_WHAT YOU SHOULD DO_.
Through to the final line, write out the records below exactly, omitting any images they contain.
*** DATA SECTION ***
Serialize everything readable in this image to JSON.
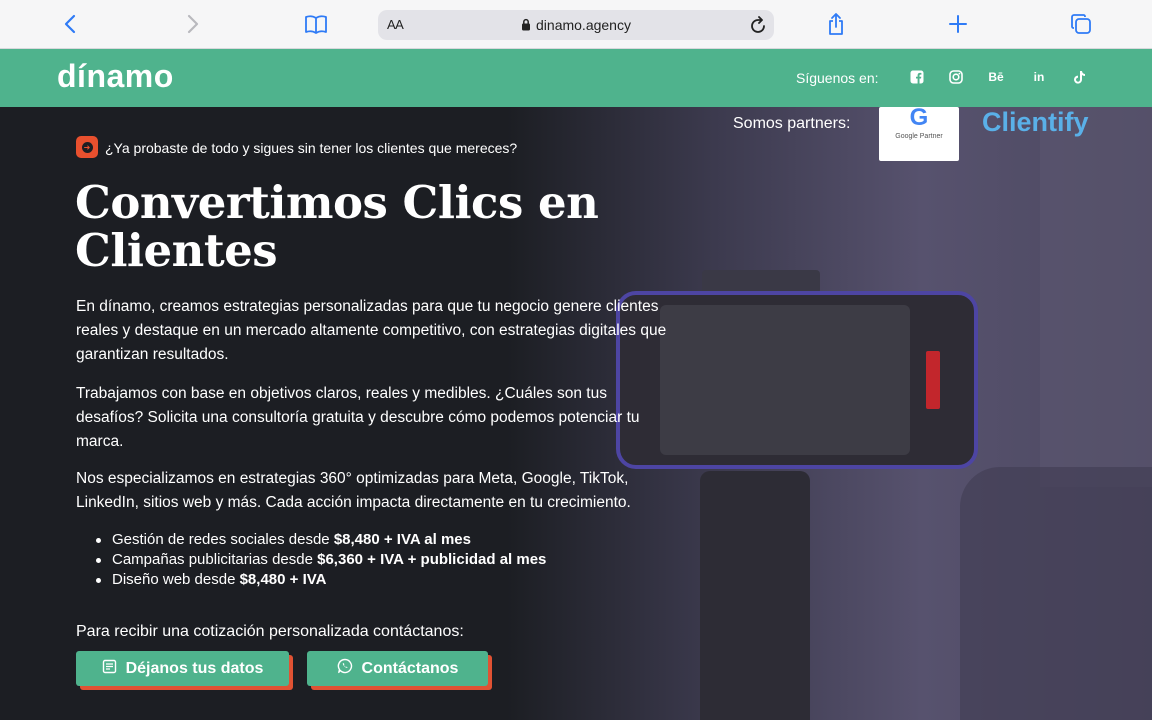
{
  "browser": {
    "text_size_label": "AA",
    "url": "dinamo.agency"
  },
  "header": {
    "logo": "dínamo",
    "social_label": "Síguenos en:",
    "social_icons": [
      "facebook-icon",
      "instagram-icon",
      "behance-icon",
      "linkedin-icon",
      "tiktok-icon"
    ],
    "behance_text": "Bē",
    "linkedin_text": "in"
  },
  "partners": {
    "label": "Somos partners:",
    "google_letter": "G",
    "google_text": "Google Partner",
    "clientify": "Clientify"
  },
  "hero": {
    "tagline": "¿Ya probaste de todo y sigues sin tener los clientes que mereces?",
    "headline": "Convertimos Clics en Clientes",
    "p1": "En dínamo, creamos estrategias personalizadas para que tu negocio genere clientes reales y destaque en un mercado altamente competitivo, con estrategias digitales que garantizan resultados.",
    "p2": "Trabajamos con base en objetivos claros, reales y medibles. ¿Cuáles son tus desafíos? Solicita una consultoría gratuita y descubre cómo podemos potenciar tu marca.",
    "p3": "Nos especializamos en estrategias 360° optimizadas para Meta, Google, TikTok, LinkedIn, sitios web y más. Cada acción impacta directamente en tu crecimiento.",
    "bullets": [
      {
        "text": "Gestión de redes sociales desde ",
        "bold": "$8,480 + IVA al mes"
      },
      {
        "text": "Campañas publicitarias desde ",
        "bold": "$6,360 + IVA + publicidad al mes"
      },
      {
        "text": "Diseño web desde ",
        "bold": "$8,480 + IVA"
      }
    ],
    "cta_label": "Para recibir una cotización personalizada contáctanos:",
    "button_data": "Déjanos tus datos",
    "button_contact": "Contáctanos"
  },
  "colors": {
    "brand_green": "#4fb38d",
    "accent_orange": "#e05233",
    "browser_blue": "#2f7bf6"
  }
}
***
_YOUR SOLUTION_.
Serialize everything readable in this image to JSON.
{
  "browser": {
    "text_size_label": "AA",
    "url": "dinamo.agency"
  },
  "header": {
    "logo": "dínamo",
    "social_label": "Síguenos en:",
    "social_icons": [
      "facebook-icon",
      "instagram-icon",
      "behance-icon",
      "linkedin-icon",
      "tiktok-icon"
    ],
    "behance_text": "Bē",
    "linkedin_text": "in"
  },
  "partners": {
    "label": "Somos partners:",
    "google_letter": "G",
    "google_text": "Google Partner",
    "clientify": "Clientify"
  },
  "hero": {
    "tagline": "¿Ya probaste de todo y sigues sin tener los clientes que mereces?",
    "headline": "Convertimos Clics en Clientes",
    "p1": "En dínamo, creamos estrategias personalizadas para que tu negocio genere clientes reales y destaque en un mercado altamente competitivo, con estrategias digitales que garantizan resultados.",
    "p2": "Trabajamos con base en objetivos claros, reales y medibles. ¿Cuáles son tus desafíos? Solicita una consultoría gratuita y descubre cómo podemos potenciar tu marca.",
    "p3": "Nos especializamos en estrategias 360° optimizadas para Meta, Google, TikTok, LinkedIn, sitios web y más. Cada acción impacta directamente en tu crecimiento.",
    "bullets": [
      {
        "text": "Gestión de redes sociales desde ",
        "bold": "$8,480 + IVA al mes"
      },
      {
        "text": "Campañas publicitarias desde ",
        "bold": "$6,360 + IVA + publicidad al mes"
      },
      {
        "text": "Diseño web desde ",
        "bold": "$8,480 + IVA"
      }
    ],
    "cta_label": "Para recibir una cotización personalizada contáctanos:",
    "button_data": "Déjanos tus datos",
    "button_contact": "Contáctanos"
  },
  "colors": {
    "brand_green": "#4fb38d",
    "accent_orange": "#e05233",
    "browser_blue": "#2f7bf6"
  }
}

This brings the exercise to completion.